Problem to solve: Below are the records; collect from them each line containing the string "趋势启动".

Provided entries:
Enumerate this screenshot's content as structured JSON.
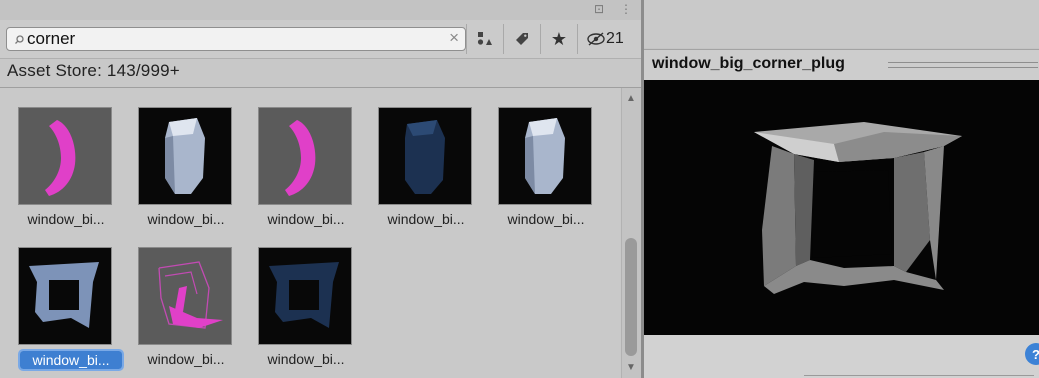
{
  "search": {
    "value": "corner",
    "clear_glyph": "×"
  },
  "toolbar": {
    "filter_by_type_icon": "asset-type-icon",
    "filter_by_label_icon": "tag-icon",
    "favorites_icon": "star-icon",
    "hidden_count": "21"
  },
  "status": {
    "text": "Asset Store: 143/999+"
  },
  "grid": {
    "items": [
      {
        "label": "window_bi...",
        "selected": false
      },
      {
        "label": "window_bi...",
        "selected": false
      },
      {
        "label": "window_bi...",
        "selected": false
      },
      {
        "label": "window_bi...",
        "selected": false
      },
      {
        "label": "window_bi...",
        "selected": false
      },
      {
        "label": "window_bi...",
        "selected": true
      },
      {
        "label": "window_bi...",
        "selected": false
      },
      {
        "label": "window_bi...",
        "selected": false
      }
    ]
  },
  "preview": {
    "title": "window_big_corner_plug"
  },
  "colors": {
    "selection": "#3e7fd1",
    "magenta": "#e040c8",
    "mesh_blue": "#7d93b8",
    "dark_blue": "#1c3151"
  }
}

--

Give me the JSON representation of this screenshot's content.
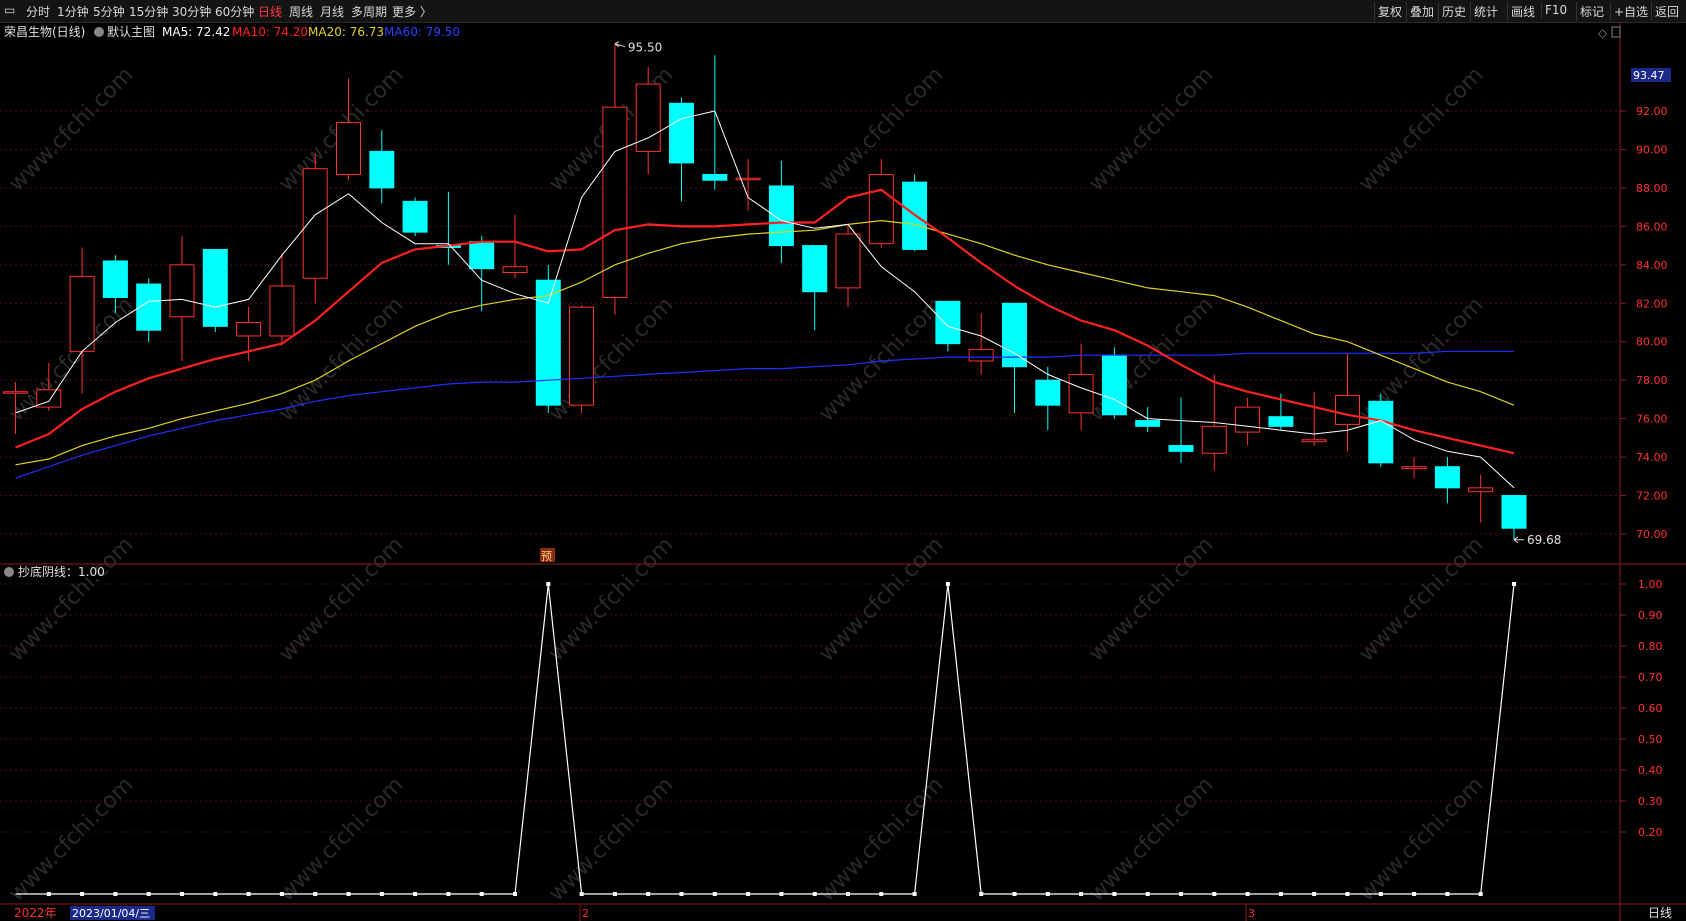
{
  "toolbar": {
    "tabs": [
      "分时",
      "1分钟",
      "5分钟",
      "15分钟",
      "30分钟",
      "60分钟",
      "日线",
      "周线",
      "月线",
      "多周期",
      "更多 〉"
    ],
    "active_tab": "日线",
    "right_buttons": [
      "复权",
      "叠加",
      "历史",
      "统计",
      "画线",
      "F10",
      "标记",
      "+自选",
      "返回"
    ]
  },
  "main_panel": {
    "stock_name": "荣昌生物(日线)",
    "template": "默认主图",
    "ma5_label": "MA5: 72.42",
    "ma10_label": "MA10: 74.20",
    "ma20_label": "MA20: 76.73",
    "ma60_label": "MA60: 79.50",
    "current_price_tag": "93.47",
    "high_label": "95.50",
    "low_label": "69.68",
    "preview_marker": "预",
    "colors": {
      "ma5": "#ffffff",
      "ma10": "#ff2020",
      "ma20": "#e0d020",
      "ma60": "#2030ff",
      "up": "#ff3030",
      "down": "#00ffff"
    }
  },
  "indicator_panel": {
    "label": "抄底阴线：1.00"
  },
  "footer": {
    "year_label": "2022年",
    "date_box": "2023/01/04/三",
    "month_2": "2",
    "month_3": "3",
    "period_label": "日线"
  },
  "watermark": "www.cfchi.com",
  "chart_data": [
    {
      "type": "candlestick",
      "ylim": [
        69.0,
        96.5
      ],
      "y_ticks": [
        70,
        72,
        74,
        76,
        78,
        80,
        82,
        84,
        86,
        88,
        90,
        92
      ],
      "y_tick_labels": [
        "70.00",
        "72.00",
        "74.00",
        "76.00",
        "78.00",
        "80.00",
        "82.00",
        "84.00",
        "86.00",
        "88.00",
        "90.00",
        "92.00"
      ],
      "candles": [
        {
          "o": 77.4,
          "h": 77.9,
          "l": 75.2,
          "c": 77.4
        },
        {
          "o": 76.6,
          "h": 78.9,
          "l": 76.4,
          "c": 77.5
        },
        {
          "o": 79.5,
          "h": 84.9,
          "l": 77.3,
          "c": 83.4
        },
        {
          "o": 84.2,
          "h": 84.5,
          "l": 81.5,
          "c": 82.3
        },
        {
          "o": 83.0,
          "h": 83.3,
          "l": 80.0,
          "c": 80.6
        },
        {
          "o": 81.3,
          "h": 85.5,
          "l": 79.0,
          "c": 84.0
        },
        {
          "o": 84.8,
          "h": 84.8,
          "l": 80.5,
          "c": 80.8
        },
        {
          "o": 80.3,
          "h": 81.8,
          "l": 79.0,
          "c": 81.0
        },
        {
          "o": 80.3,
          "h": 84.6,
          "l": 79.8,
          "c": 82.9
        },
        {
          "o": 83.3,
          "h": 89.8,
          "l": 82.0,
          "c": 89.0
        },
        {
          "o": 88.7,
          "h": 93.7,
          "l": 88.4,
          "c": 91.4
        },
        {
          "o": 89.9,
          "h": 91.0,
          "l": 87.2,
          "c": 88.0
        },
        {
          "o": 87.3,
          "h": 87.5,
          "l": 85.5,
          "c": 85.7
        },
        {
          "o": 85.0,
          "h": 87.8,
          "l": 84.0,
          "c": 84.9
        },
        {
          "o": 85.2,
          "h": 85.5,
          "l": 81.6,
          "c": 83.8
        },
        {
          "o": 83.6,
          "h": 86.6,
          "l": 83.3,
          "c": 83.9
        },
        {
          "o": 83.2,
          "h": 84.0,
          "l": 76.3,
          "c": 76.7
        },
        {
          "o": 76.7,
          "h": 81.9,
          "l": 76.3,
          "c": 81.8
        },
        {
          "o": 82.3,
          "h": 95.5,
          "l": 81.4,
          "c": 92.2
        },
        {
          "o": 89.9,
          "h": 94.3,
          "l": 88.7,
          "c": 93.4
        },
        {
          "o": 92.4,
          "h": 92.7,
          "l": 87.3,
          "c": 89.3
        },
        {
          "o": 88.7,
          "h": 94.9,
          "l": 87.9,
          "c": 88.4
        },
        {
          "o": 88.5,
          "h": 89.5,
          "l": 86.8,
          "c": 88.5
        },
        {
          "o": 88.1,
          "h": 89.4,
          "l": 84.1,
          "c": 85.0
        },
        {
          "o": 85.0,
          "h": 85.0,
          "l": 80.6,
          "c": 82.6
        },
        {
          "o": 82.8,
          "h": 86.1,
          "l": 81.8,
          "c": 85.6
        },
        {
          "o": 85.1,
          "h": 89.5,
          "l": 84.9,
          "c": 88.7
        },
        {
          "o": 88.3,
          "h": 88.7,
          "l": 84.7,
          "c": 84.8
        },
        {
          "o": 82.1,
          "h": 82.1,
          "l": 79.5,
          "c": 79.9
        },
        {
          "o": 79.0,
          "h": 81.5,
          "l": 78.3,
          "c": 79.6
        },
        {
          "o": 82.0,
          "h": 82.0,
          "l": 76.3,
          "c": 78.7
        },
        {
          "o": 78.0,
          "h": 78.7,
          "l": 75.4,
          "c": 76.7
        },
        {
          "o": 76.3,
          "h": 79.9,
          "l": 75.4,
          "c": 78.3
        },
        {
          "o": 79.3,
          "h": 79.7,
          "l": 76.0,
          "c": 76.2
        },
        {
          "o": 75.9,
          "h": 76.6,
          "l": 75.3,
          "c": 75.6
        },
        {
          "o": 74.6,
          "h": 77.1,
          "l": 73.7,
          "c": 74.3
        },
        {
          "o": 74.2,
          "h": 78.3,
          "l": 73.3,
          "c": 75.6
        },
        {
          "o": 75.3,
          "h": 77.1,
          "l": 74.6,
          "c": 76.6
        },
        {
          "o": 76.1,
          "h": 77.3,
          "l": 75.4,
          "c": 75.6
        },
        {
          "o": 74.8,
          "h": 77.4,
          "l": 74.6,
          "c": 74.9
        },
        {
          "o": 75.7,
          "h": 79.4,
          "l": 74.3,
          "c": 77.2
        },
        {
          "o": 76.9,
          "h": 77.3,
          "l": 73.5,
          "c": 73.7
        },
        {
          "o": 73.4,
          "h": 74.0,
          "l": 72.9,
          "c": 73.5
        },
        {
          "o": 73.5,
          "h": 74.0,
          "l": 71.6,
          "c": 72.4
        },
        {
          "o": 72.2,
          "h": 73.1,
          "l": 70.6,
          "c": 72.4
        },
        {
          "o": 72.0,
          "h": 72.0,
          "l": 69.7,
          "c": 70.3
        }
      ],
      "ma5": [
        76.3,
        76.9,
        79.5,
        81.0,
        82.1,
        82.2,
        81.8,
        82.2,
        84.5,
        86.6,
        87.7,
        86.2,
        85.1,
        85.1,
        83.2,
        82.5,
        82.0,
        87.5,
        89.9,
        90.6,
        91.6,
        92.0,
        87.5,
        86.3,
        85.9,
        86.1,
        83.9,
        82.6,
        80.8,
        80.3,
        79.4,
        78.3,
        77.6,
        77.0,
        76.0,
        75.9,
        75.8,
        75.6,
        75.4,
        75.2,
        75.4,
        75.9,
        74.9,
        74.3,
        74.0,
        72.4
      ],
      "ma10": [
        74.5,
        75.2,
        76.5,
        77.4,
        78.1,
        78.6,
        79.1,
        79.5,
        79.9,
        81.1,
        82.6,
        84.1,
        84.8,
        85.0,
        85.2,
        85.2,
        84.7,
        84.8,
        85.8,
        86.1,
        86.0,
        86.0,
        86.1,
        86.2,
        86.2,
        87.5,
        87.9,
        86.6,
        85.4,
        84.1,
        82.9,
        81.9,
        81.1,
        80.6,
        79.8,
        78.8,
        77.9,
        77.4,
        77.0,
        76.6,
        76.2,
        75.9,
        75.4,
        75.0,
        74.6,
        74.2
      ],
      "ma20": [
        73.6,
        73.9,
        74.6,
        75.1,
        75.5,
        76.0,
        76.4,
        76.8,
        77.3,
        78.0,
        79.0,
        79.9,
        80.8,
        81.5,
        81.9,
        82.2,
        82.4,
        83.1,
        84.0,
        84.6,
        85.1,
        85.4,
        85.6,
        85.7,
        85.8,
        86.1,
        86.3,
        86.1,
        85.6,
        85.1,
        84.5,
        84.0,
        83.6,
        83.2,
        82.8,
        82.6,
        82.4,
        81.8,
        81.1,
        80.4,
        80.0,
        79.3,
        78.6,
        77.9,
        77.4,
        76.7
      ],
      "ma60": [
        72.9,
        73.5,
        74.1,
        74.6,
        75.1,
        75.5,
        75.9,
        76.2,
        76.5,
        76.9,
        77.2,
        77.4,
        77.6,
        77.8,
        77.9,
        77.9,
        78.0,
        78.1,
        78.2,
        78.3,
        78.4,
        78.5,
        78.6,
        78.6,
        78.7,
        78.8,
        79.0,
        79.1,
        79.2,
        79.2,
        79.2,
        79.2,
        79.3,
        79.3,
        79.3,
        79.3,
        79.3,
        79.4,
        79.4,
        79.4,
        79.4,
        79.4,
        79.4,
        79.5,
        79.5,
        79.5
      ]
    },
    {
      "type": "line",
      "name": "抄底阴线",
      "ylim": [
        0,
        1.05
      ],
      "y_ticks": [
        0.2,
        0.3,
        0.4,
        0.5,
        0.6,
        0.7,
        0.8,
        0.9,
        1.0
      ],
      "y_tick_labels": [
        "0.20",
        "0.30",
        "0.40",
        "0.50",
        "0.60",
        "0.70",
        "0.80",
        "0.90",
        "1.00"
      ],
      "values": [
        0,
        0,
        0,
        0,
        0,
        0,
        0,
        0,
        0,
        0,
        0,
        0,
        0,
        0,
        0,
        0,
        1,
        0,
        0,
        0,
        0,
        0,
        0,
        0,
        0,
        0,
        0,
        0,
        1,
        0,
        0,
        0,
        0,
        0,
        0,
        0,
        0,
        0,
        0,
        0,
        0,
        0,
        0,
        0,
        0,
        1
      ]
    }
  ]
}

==

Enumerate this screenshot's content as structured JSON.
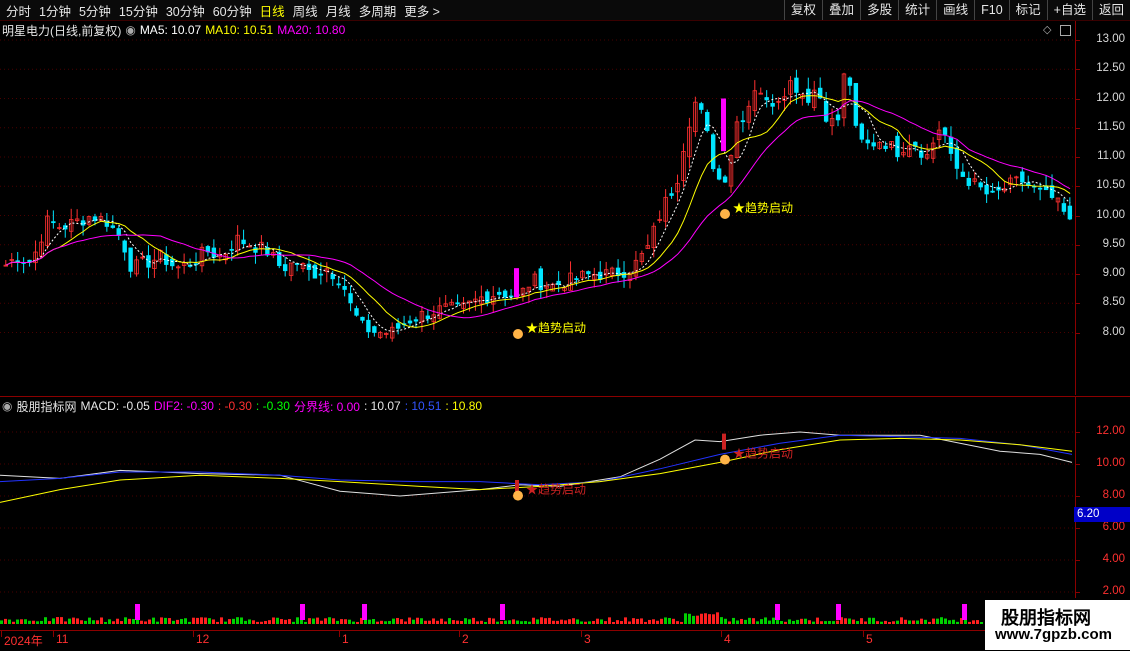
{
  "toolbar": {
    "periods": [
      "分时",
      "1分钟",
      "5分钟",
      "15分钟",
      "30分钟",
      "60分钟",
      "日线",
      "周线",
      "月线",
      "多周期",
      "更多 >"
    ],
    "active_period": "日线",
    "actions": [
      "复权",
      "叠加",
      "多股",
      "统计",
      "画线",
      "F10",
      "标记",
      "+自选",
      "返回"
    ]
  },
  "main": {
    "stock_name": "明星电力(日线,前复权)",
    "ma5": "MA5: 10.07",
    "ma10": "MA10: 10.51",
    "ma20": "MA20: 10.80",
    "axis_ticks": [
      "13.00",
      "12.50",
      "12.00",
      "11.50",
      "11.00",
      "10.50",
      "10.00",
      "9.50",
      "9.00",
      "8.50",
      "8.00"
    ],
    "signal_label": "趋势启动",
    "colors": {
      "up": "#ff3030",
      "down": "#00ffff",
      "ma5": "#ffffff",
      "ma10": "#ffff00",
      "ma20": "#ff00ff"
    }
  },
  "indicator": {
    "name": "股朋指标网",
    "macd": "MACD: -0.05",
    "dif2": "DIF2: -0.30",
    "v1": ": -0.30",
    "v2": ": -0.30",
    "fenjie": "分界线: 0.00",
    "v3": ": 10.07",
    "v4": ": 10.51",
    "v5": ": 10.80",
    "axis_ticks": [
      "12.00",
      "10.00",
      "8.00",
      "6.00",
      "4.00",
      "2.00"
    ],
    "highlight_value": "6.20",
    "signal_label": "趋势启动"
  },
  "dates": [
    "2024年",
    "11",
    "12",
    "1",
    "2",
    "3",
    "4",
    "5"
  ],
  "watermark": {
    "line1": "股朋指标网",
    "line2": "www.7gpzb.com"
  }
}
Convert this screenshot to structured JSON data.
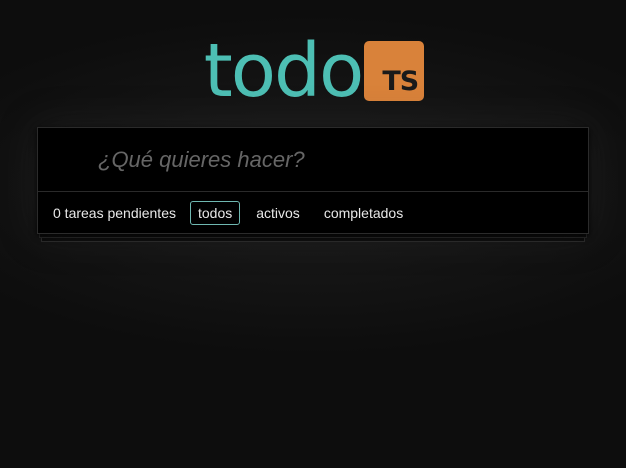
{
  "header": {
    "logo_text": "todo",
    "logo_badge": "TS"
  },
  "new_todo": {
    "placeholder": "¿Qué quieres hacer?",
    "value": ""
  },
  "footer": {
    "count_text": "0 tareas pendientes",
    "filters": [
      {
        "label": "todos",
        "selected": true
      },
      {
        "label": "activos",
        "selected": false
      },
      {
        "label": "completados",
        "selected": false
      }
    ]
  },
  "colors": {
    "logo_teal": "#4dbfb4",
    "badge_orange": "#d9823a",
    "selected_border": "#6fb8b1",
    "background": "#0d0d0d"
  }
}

Written response:
    "signal_label": "趋势启动",
    "signal_label": "趋势启动"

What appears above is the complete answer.